Picture 5: A patch of grass on Cuverville Island (Antarctic Peninsula).

Picture 6: Shingle Cove, Coronation Island (South Orkneys).

These pictures all taken in 1998-9.

10. Terrestrial algae and fungi

Picture 1: The green alga Prasiola crispa is common on the ground in penguin rookeries.

Pictures 2-3: ‘Red snow’ composed of the green alga Chlamydomanas nivalis. Note that the green chlorophyll is masked by a red pigment. This alga grows directly on the snow, and becomes concentrated as the snow melts at the end of summer causing the snow to turn pink. Picture 3 shows a small ice-cap covering an island which has melted back to ice with a covering of snow algae.

Picture 4: Two snowballs, one made of red snow and one of green snow. Green snow is found near bird colonies where the bird droppings fertilise the snow - see picture 5.

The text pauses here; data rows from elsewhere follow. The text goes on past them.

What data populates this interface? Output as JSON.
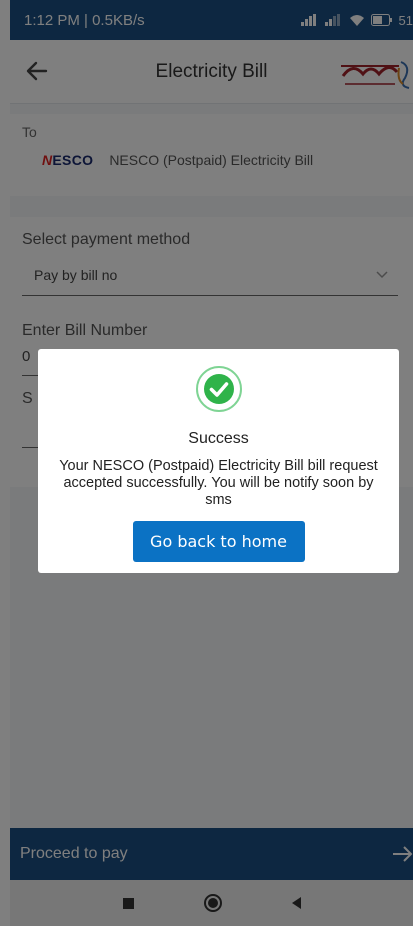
{
  "status_bar": {
    "time_speed": "1:12 PM | 0.5KB/s",
    "battery": "51"
  },
  "app_bar": {
    "title": "Electricity Bill"
  },
  "to_card": {
    "label": "To",
    "biller_logo_first": "N",
    "biller_logo_rest": "ESCO",
    "biller_name": "NESCO (Postpaid) Electricity Bill"
  },
  "form": {
    "payment_method_label": "Select payment method",
    "payment_method_value": "Pay by bill no",
    "bill_number_label": "Enter Bill Number",
    "bill_number_value": "0",
    "third_label": "S"
  },
  "dialog": {
    "title": "Success",
    "message": "Your NESCO (Postpaid) Electricity Bill bill request accepted successfully. You will be notify soon by sms",
    "button_label": "Go back to home"
  },
  "proceed": {
    "label": "Proceed to pay"
  },
  "colors": {
    "primary": "#1a4f82",
    "button": "#0b72c4",
    "success_green": "#2fb34a"
  },
  "icons": [
    "back-arrow-icon",
    "chevron-down-icon",
    "check-circle-icon",
    "arrow-right-icon",
    "signal-icon",
    "wifi-icon",
    "battery-icon"
  ]
}
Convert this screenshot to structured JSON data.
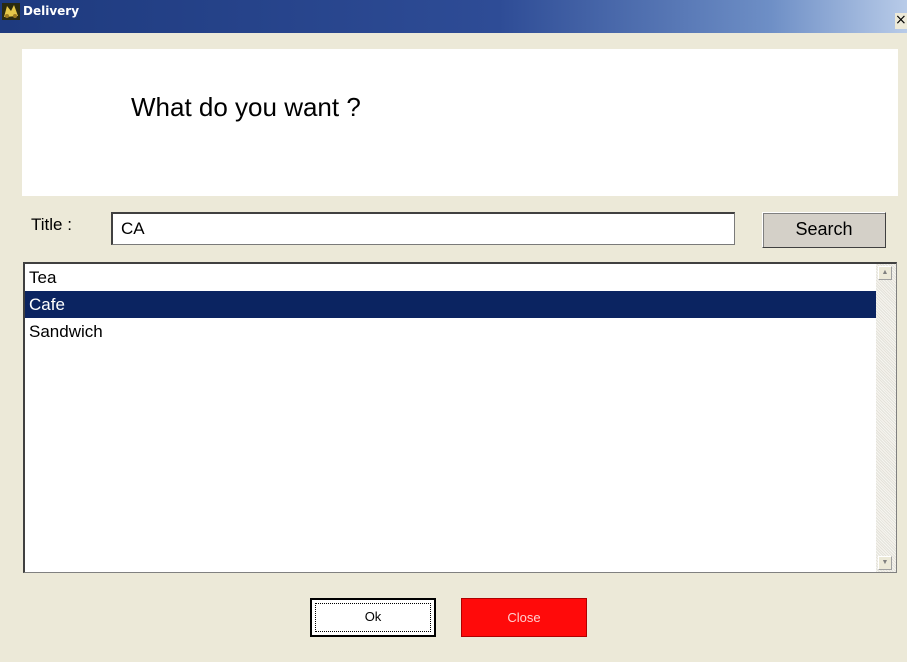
{
  "window": {
    "title": "Delivery",
    "close_symbol": "×",
    "app_icon": "delivery-app-icon"
  },
  "prompt": {
    "text": "What do you want ?"
  },
  "search": {
    "label": "Title :",
    "value": "CA",
    "button_label": "Search"
  },
  "list": {
    "items": [
      {
        "label": "Tea",
        "selected": false
      },
      {
        "label": "Cafe",
        "selected": true
      },
      {
        "label": "Sandwich",
        "selected": false
      }
    ],
    "scroll_up_icon": "▲",
    "scroll_down_icon": "▼"
  },
  "buttons": {
    "ok_label": "Ok",
    "close_label": "Close"
  },
  "colors": {
    "selection": "#0B2461",
    "close_button": "#FF0A0A",
    "dialog_background": "#ECE9D8"
  }
}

Picture 5: Green snow beneath a bird cliff (picture taken in Spitsbergen).

Picture 6: A fungal fairy ring in a turf of the moss Chorisodontium aciphyllum on Signy Island (South Orkneys). Note the metre rule for scale.

Picture 7: A close-up of a fairy ring: the fungus is advancing right to left.

Picture 8: Close-ups of the moss Chorisodontium showing ‘pockmarks’ resulting from a fungal infection.

Picture 9: A fairy ring spreading through a carpet of the moss Drepanocladus uncinatus. Note mushrooms above the left end of the ruler.

For further information on fairy rings in Antarctic moss see the paper:

Fenton, J. 1983: Concentric fungal rings in Antarctic moss communities. Transactions of the British Mycological Society. Vol. 80.